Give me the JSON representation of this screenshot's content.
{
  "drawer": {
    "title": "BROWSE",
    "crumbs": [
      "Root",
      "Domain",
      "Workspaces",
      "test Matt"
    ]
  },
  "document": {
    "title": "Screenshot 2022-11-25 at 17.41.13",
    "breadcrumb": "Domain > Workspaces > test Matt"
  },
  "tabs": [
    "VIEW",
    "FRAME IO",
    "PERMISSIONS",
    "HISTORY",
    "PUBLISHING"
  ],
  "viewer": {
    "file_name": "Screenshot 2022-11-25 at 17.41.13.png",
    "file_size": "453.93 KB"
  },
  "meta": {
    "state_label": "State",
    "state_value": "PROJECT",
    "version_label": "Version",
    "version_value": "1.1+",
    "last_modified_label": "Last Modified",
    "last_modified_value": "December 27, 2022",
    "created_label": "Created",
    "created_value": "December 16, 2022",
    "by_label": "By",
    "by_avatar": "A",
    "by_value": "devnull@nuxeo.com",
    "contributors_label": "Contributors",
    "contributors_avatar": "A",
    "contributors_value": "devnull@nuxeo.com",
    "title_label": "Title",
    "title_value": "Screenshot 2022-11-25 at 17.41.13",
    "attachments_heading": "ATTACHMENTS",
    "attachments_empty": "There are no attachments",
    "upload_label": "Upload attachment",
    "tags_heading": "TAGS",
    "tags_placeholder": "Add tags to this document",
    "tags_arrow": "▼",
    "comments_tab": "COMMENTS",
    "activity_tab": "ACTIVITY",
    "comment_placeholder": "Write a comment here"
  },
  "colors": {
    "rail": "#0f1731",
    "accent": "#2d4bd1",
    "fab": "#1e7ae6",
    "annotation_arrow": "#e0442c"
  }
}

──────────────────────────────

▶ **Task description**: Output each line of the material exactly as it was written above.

▶ **Answer to this task**:
Give me the JSON representation of this screenshot's content.
{
  "drawer": {
    "title": "BROWSE",
    "crumbs": [
      "Root",
      "Domain",
      "Workspaces",
      "test Matt"
    ]
  },
  "document": {
    "title": "Screenshot 2022-11-25 at 17.41.13",
    "breadcrumb": "Domain > Workspaces > test Matt"
  },
  "tabs": [
    "VIEW",
    "FRAME IO",
    "PERMISSIONS",
    "HISTORY",
    "PUBLISHING"
  ],
  "viewer": {
    "file_name": "Screenshot 2022-11-25 at 17.41.13.png",
    "file_size": "453.93 KB"
  },
  "meta": {
    "state_label": "State",
    "state_value": "PROJECT",
    "version_label": "Version",
    "version_value": "1.1+",
    "last_modified_label": "Last Modified",
    "last_modified_value": "December 27, 2022",
    "created_label": "Created",
    "created_value": "December 16, 2022",
    "by_label": "By",
    "by_avatar": "A",
    "by_value": "devnull@nuxeo.com",
    "contributors_label": "Contributors",
    "contributors_avatar": "A",
    "contributors_value": "devnull@nuxeo.com",
    "title_label": "Title",
    "title_value": "Screenshot 2022-11-25 at 17.41.13",
    "attachments_heading": "ATTACHMENTS",
    "attachments_empty": "There are no attachments",
    "upload_label": "Upload attachment",
    "tags_heading": "TAGS",
    "tags_placeholder": "Add tags to this document",
    "tags_arrow": "▼",
    "comments_tab": "COMMENTS",
    "activity_tab": "ACTIVITY",
    "comment_placeholder": "Write a comment here"
  },
  "colors": {
    "rail": "#0f1731",
    "accent": "#2d4bd1",
    "fab": "#1e7ae6",
    "annotation_arrow": "#e0442c"
  }
}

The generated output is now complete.